36. Stewart GD, Van Neste L, Delvenne P, et al. Clinical utility of an epigenetic assay to detect occult prostate cancer in histopathologically negative biopsies: results of the MATLOC Study. J Urol 2013;189(3):1110-16.
37. Partin AW, Van Neste L, Klein EA, et al. Clinical validation of an epigenetic assay to predict negative histopathological results in repeat prostate biopsies. J Urol 2014;192(4):1081-7.
38. Partin AW, Van Neste L, Klein EA, et al. Clinical validation of an epigenetic assay to predict negative histopathological results in repeat prostate biopsies. J Urol 2014;192(4):1081-7.
39. Miah S, Pang K, Catto JWF. MicroRNA and urothelial cell carcinoma.
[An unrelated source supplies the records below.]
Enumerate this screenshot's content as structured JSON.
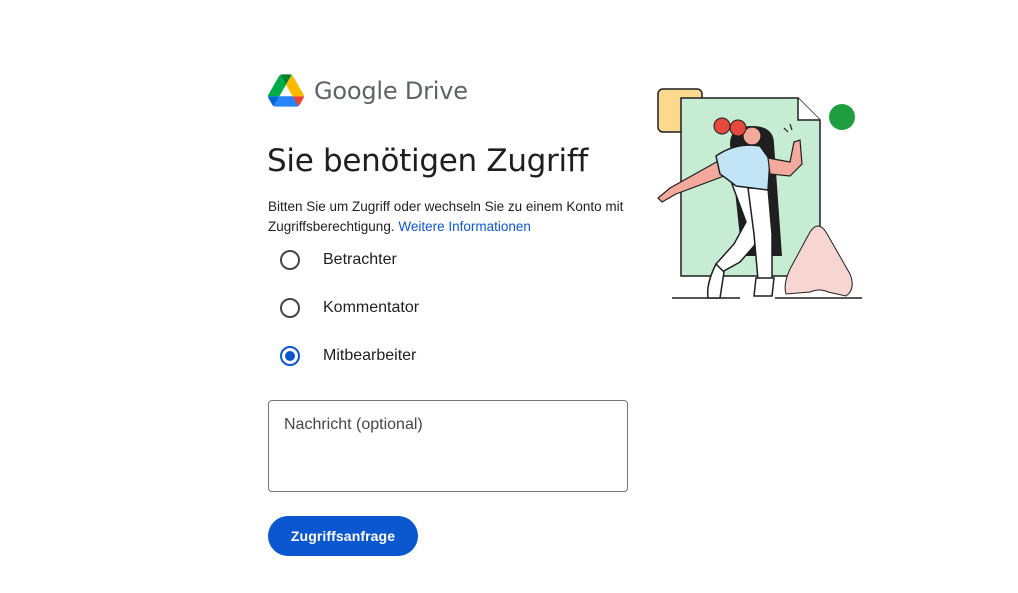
{
  "header": {
    "product_name": "Google Drive",
    "logo_icon": "google-drive-icon"
  },
  "main": {
    "title": "Sie benötigen Zugriff",
    "description_text": "Bitten Sie um Zugriff oder wechseln Sie zu einem Konto mit Zugriffsberechtigung. ",
    "learn_more_link": "Weitere Informationen",
    "roles": [
      {
        "label": "Betrachter",
        "selected": false
      },
      {
        "label": "Kommentator",
        "selected": false
      },
      {
        "label": "Mitbearbeiter",
        "selected": true
      }
    ],
    "message": {
      "placeholder": "Nachricht (optional)",
      "value": ""
    },
    "request_button_label": "Zugriffsanfrage"
  },
  "colors": {
    "accent": "#0b57d0",
    "text": "#1f1f1f",
    "illustration_green_doc": "#c6ecd4",
    "illustration_green_dot": "#1e9e3e",
    "illustration_yellow": "#fcd98d",
    "illustration_pink": "#f7d5d1",
    "illustration_red_hair": "#e54a3c",
    "illustration_shirt": "#c2e4f7"
  }
}
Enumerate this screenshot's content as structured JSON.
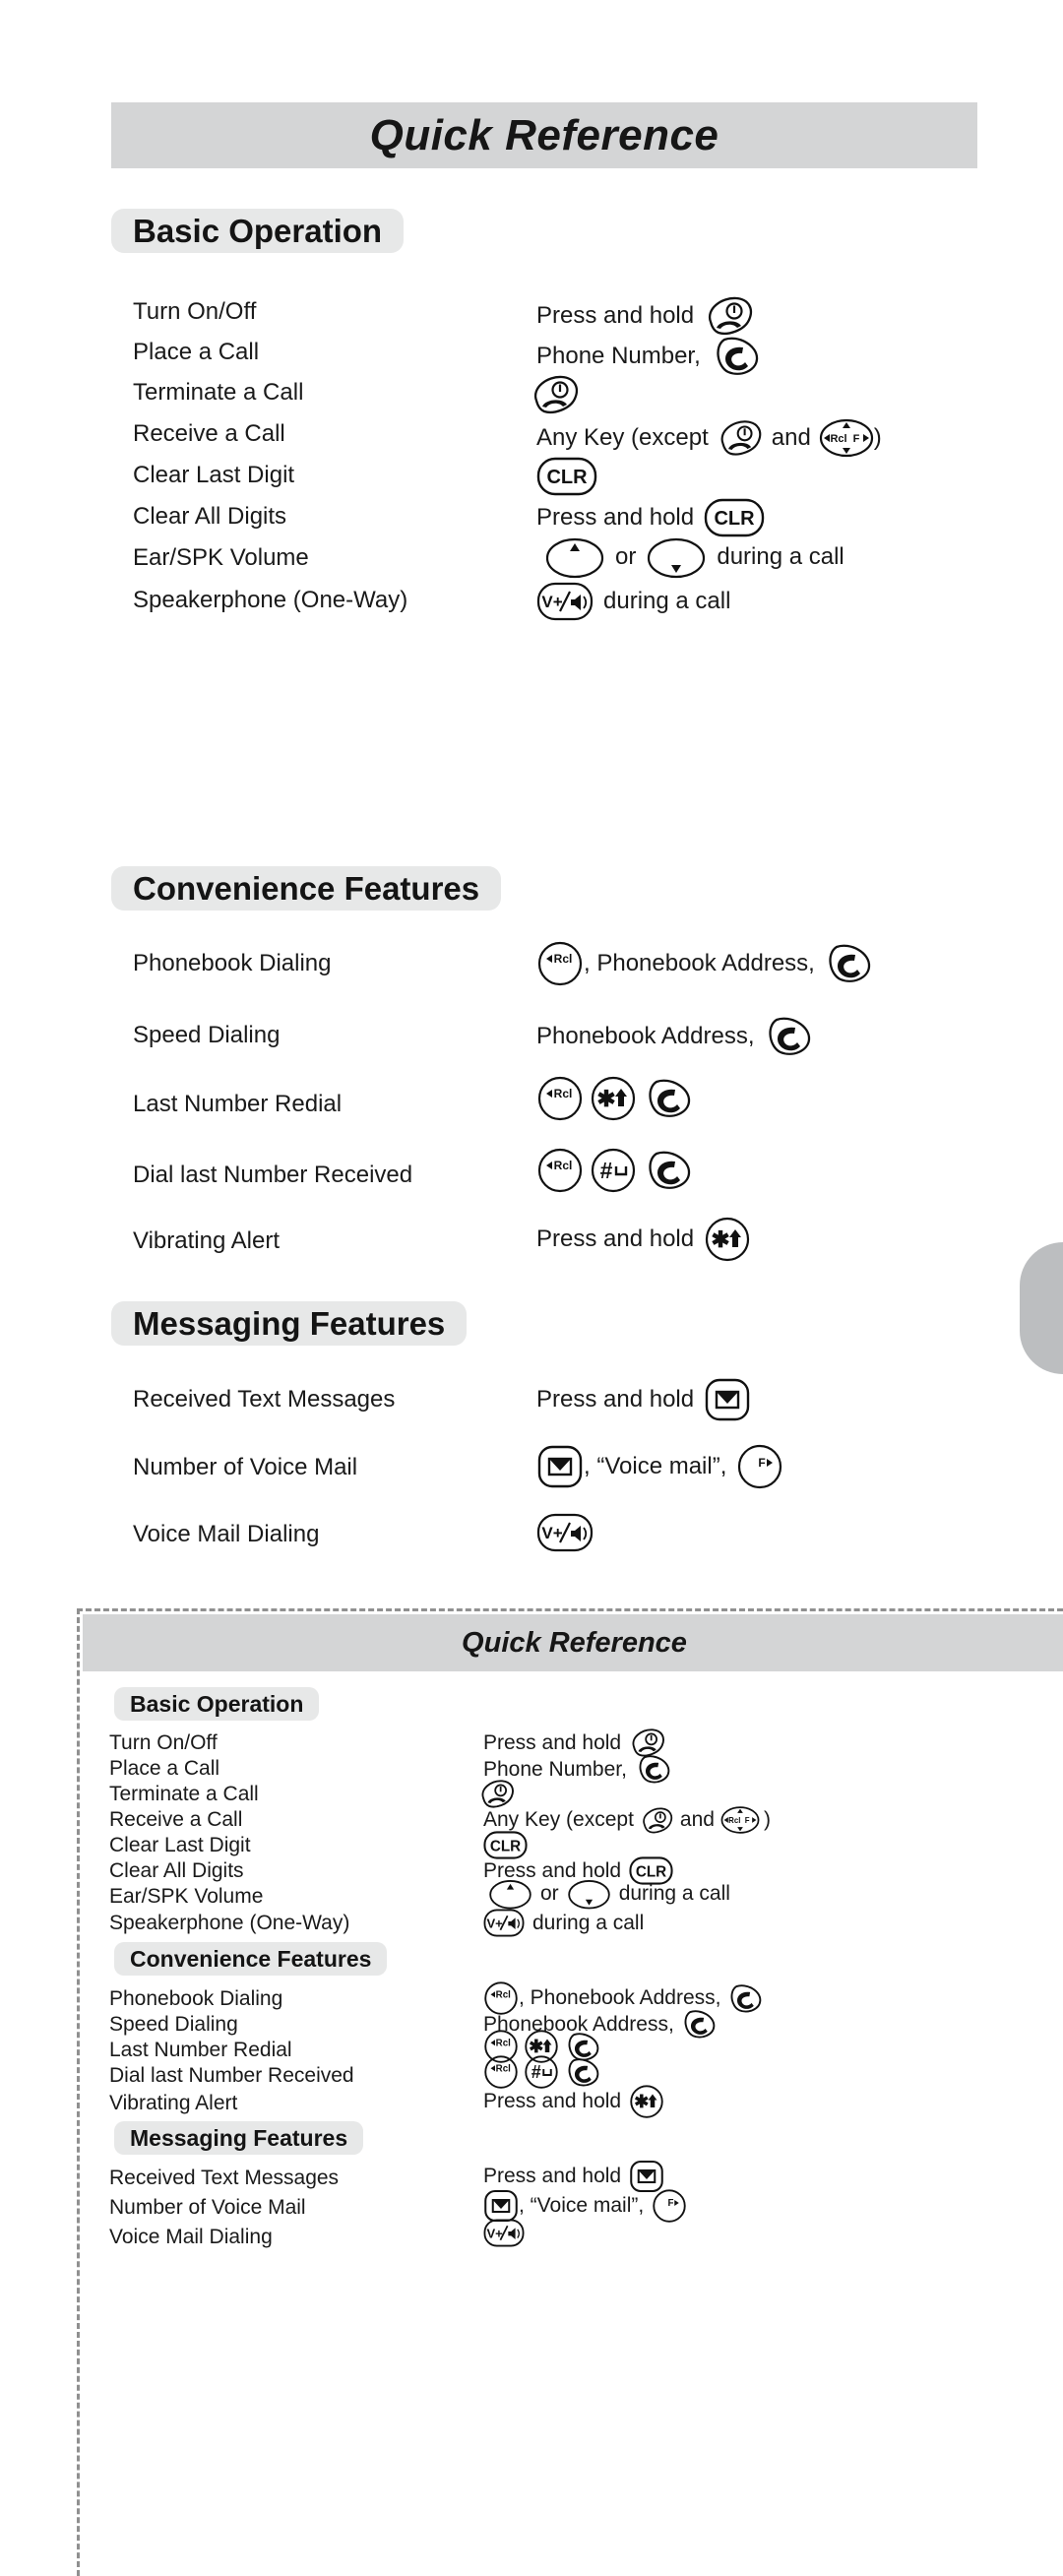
{
  "document": {
    "title": "Quick Reference"
  },
  "top_card": {
    "title": "Quick Reference",
    "sections": [
      {
        "heading": "Basic Operation",
        "rows": [
          {
            "label": "Turn On/Off",
            "value_text": "Press and hold",
            "keys": [
              "end-key"
            ]
          },
          {
            "label": "Place a Call",
            "value_text": "Phone Number,",
            "keys": [
              "send-key"
            ]
          },
          {
            "label": "Terminate a Call",
            "value_text": "",
            "keys": [
              "end-key"
            ]
          },
          {
            "label": "Receive a Call",
            "value_text": "Any Key (except",
            "keys": [
              "end-key",
              "nav-key"
            ]
          },
          {
            "label": "Clear Last Digit",
            "value_text": "",
            "keys": [
              "clr-key"
            ]
          },
          {
            "label": "Clear All Digits",
            "value_text": "Press and hold",
            "keys": [
              "clr-key"
            ]
          },
          {
            "label": "Ear/SPK Volume",
            "value_text": "",
            "keys": [
              "vol-up-key",
              "vol-down-key"
            ]
          },
          {
            "label": "Speakerphone (One-Way)",
            "value_text": "",
            "keys": [
              "spk-key"
            ]
          }
        ]
      },
      {
        "heading": "Convenience Features",
        "rows": [
          {
            "label": "Phonebook Dialing",
            "value_text": "",
            "keys": [
              "rcl-key",
              "send-key"
            ]
          },
          {
            "label": "Speed Dialing",
            "value_text": "Phonebook Address,",
            "keys": [
              "send-key"
            ]
          },
          {
            "label": "Last Number Redial",
            "value_text": "",
            "keys": [
              "rcl-key",
              "star-key",
              "send-key"
            ]
          },
          {
            "label": "Dial last Number Received",
            "value_text": "",
            "keys": [
              "rcl-key",
              "pound-key",
              "send-key"
            ]
          },
          {
            "label": "Vibrating Alert",
            "value_text": "Press and hold",
            "keys": [
              "star-key"
            ]
          }
        ]
      },
      {
        "heading": "Messaging Features",
        "rows": [
          {
            "label": "Received Text Messages",
            "value_text": "Press and hold",
            "keys": [
              "message-key"
            ]
          },
          {
            "label": "Number of Voice Mail",
            "value_text": "",
            "keys": [
              "message-key",
              "f-key"
            ]
          },
          {
            "label": "Voice Mail Dialing",
            "value_text": "",
            "keys": [
              "spk-key"
            ]
          }
        ]
      }
    ]
  },
  "bottom_card": {
    "title": "Quick Reference",
    "sections": [
      {
        "heading": "Basic Operation",
        "rows": [
          {
            "label": "Turn On/Off",
            "value_text": "Press and hold"
          },
          {
            "label": "Place a Call",
            "value_text": "Phone Number,"
          },
          {
            "label": "Terminate a Call",
            "value_text": ""
          },
          {
            "label": "Receive a Call",
            "value_text": "Any Key (except"
          },
          {
            "label": "Clear Last Digit",
            "value_text": ""
          },
          {
            "label": "Clear All Digits",
            "value_text": "Press and hold"
          },
          {
            "label": "Ear/SPK Volume",
            "value_text": ""
          },
          {
            "label": "Speakerphone (One-Way)",
            "value_text": ""
          }
        ]
      },
      {
        "heading": "Convenience Features",
        "rows": [
          {
            "label": "Phonebook Dialing",
            "value_text": ""
          },
          {
            "label": "Speed Dialing",
            "value_text": "Phonebook Address,"
          },
          {
            "label": "Last Number Redial",
            "value_text": ""
          },
          {
            "label": "Dial last Number Received",
            "value_text": ""
          },
          {
            "label": "Vibrating Alert",
            "value_text": "Press and hold"
          }
        ]
      },
      {
        "heading": "Messaging Features",
        "rows": [
          {
            "label": "Received Text Messages",
            "value_text": "Press and hold"
          },
          {
            "label": "Number of Voice Mail",
            "value_text": ""
          },
          {
            "label": "Voice Mail Dialing",
            "value_text": ""
          }
        ]
      }
    ]
  },
  "phrases": {
    "and": "and",
    "close_paren": ")",
    "comma": ",",
    "comma_phonebook_address": ", Phonebook Address,",
    "or": "or",
    "during_a_call": "during a call",
    "voice_mail_quoted": ", “Voice mail”,"
  },
  "key_labels": {
    "clr": "CLR",
    "rcl": "Rcl",
    "f": "F",
    "spk": "V+/",
    "nav_rcl": "Rcl",
    "nav_f": "F"
  },
  "colors": {
    "title_bar_bg": "#d4d5d6",
    "section_chip_bg": "#e7e8e8",
    "text": "#1a1a1a",
    "dashed_border": "#909090",
    "edge_tab": "#bcbec0"
  }
}
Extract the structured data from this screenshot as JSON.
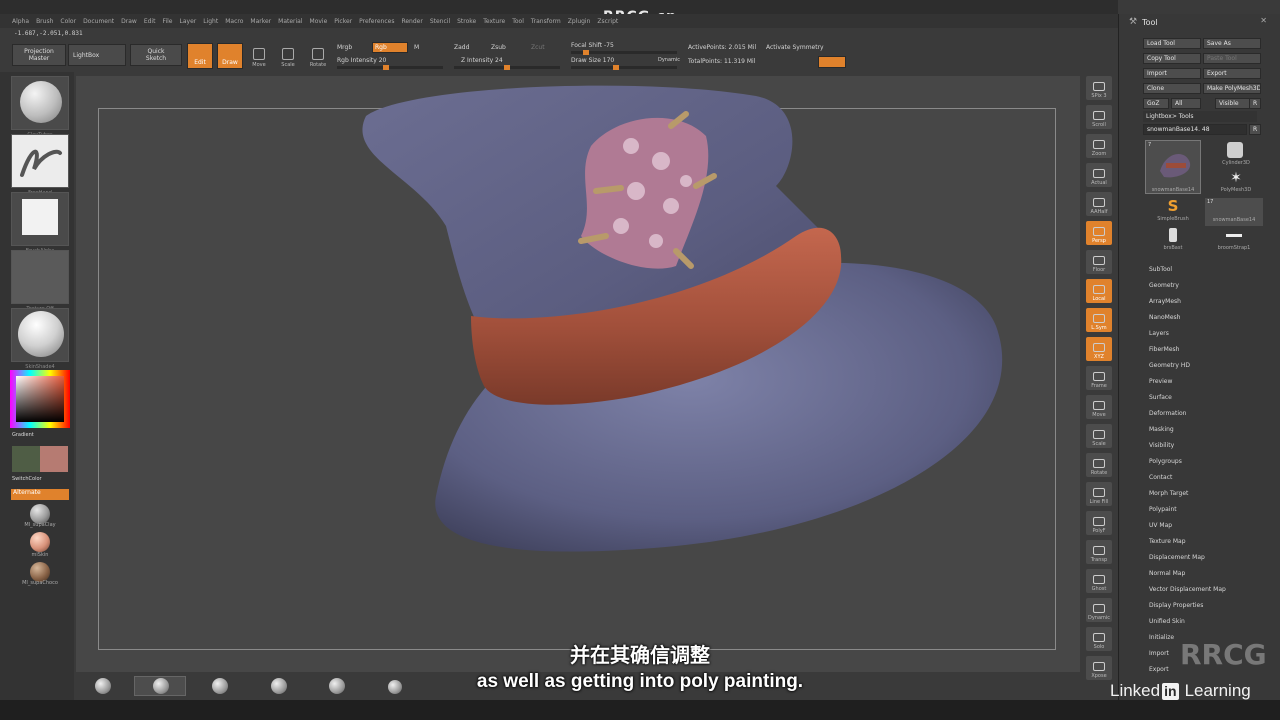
{
  "watermark": {
    "top": "RRCG.cn",
    "corner": "RRCG"
  },
  "menu": [
    "Alpha",
    "Brush",
    "Color",
    "Document",
    "Draw",
    "Edit",
    "File",
    "Layer",
    "Light",
    "Macro",
    "Marker",
    "Material",
    "Movie",
    "Picker",
    "Preferences",
    "Render",
    "Stencil",
    "Stroke",
    "Texture",
    "Tool",
    "Transform",
    "Zplugin",
    "Zscript"
  ],
  "coords": "-1.687,-2.051,0.831",
  "toolbar": {
    "projection_master": "Projection Master",
    "lightbox": "LightBox",
    "quick_sketch": "Quick Sketch",
    "edit": "Edit",
    "draw": "Draw",
    "move": "Move",
    "scale": "Scale",
    "rotate": "Rotate",
    "mrgb": "Mrgb",
    "rgb": "Rgb",
    "m": "M",
    "rgb_intensity": "Rgb Intensity 20",
    "zadd": "Zadd",
    "zsub": "Zsub",
    "zcut": "Zcut",
    "z_intensity": "Z Intensity 24",
    "focal_shift": "Focal Shift -75",
    "draw_size": "Draw Size 170",
    "dynamic": "Dynamic",
    "active_points": "ActivePoints: 2.015 Mil",
    "total_points": "TotalPoints: 11.319 Mil",
    "activate_symmetry": "Activate Symmetry"
  },
  "left_shelf": {
    "brush": "ClayTubes",
    "stroke": "FreeHand",
    "alpha": "BrushAlpha",
    "texture": "Texture Off",
    "material": "SkinShade4",
    "gradient": "Gradient",
    "switch_color": "SwitchColor",
    "alternate": "Alternate",
    "materials": [
      "MI_supaClay",
      "miSkin",
      "MI_supaChoco"
    ],
    "colors": {
      "accent": "#e0822c",
      "secondary": "#5a6a4a",
      "main": "#b67b72"
    }
  },
  "right_bar": [
    "SPix 3",
    "Scroll",
    "Zoom",
    "Actual",
    "AAHalf",
    "Persp",
    "Floor",
    "Local",
    "L.Sym",
    "XYZ",
    "Frame",
    "Move",
    "Scale",
    "Rotate",
    "Line Fill",
    "PolyF",
    "Transp",
    "Ghost",
    "Dynamic",
    "Solo",
    "Xpose"
  ],
  "tool_panel": {
    "title": "Tool",
    "buttons": [
      [
        "Load Tool",
        "Save As"
      ],
      [
        "Copy Tool",
        "Paste Tool"
      ],
      [
        "Import",
        "Export"
      ],
      [
        "Clone",
        "Make PolyMesh3D"
      ],
      [
        "GoZ",
        "All",
        "Visible",
        "R"
      ]
    ],
    "lightbox_tools": "Lightbox> Tools",
    "current_tool": "snowmanBase14. 48",
    "current_r": "R",
    "tools": [
      {
        "name": "snowmanBase14",
        "count": "7"
      },
      {
        "name": "Cylinder3D"
      },
      {
        "name": "PolyMesh3D"
      },
      {
        "name": "SimpleBrush"
      },
      {
        "name": "snowmanBase14",
        "count": "17"
      },
      {
        "name": "brsBast"
      },
      {
        "name": "broomStrap1"
      }
    ],
    "subpalettes": [
      "SubTool",
      "Geometry",
      "ArrayMesh",
      "NanoMesh",
      "Layers",
      "FiberMesh",
      "Geometry HD",
      "Preview",
      "Surface",
      "Deformation",
      "Masking",
      "Visibility",
      "Polygroups",
      "Contact",
      "Morph Target",
      "Polypaint",
      "UV Map",
      "Texture Map",
      "Displacement Map",
      "Normal Map",
      "Vector Displacement Map",
      "Display Properties",
      "Unified Skin",
      "Initialize",
      "Import",
      "Export"
    ]
  },
  "subtitles": {
    "cn": "并在其确信调整",
    "en": "as well as getting into poly painting."
  },
  "brand": {
    "linkedin": "Linked",
    "in": "in",
    "learning": "Learning"
  }
}
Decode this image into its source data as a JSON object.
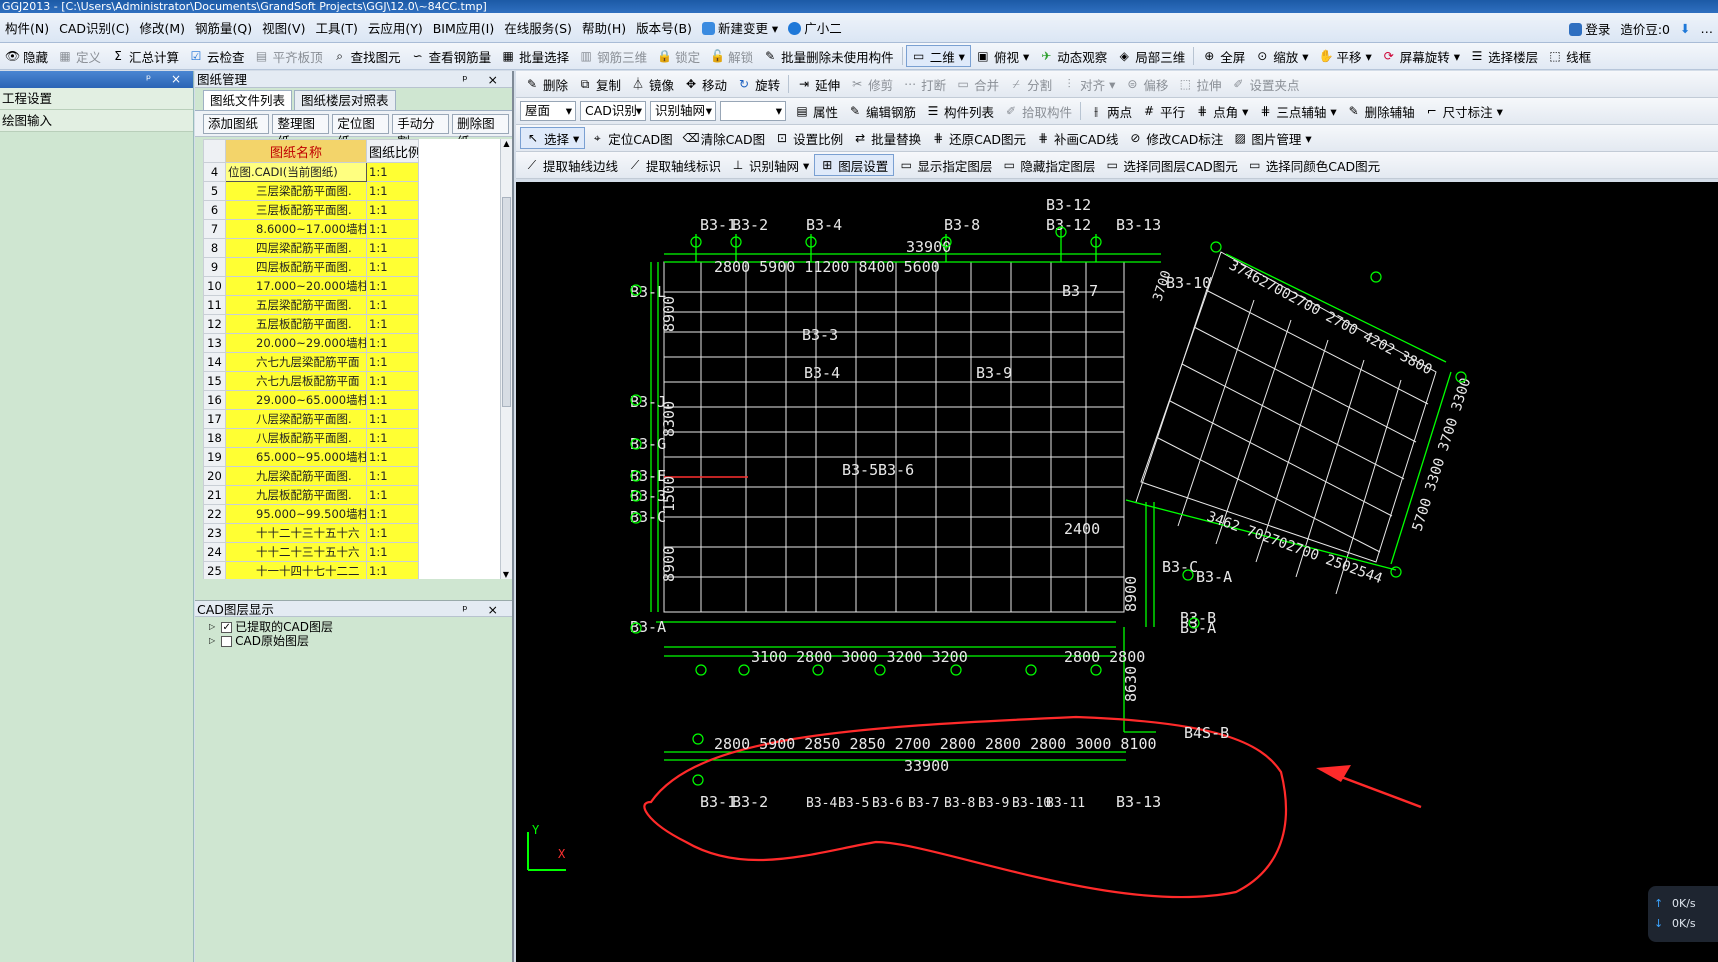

BJU Int 2014;113(5):811-12.
40. Miah S, Catto JWF. MicroRNA in prostate cancer: an opportunity to individualize patient care. J Urol 2012;187(4):1155-6.
41. Drayton RM, Rehman I, Clarke R, et al. Identification and diagnostic performance of a small RNA within the PCA3 and BMCC1 gene locus that potentially targets mRNA. Cancer Epidemiol Biomarkers Prev 2015;24(1):268-75.
42. Pang KH, Rosario DJ, Morgan SL, Catto JWF. Evaluation of a short RNA within prostate cancer gene 3 in the predictive role for future cancer using non-malignant prostate biopsies. PLoS One 2017;12(4):e0175070.
43. Fabris L, Ceder Y, Chinnaiyan AM, et al. The potential of microRNAs as prostate cancer biomarkers. Eur Urol 2016;70(2):312-22.

 

Declaration of competing interests: None declared.

Share This
CONTRIBUTOR
Karl H Pang

Specialist Registrar in Urological Surgery, Academic Urology Unit, University of Sheffield, Sheffield.

View Full Profile
CONTRIBUTOR
Saiful Miah

Department of Surgery and Cancer, University College London & Honorary SpR in Urology, Imperial College Healthcare NHS Trust, UK.

View Full Profile
CONTRIBUTOR
James WF Catto

MBChB, Professor in Urological Surgery, Academic Urology Unit, University of Sheffield, Sheffield, UK.

View Full Profile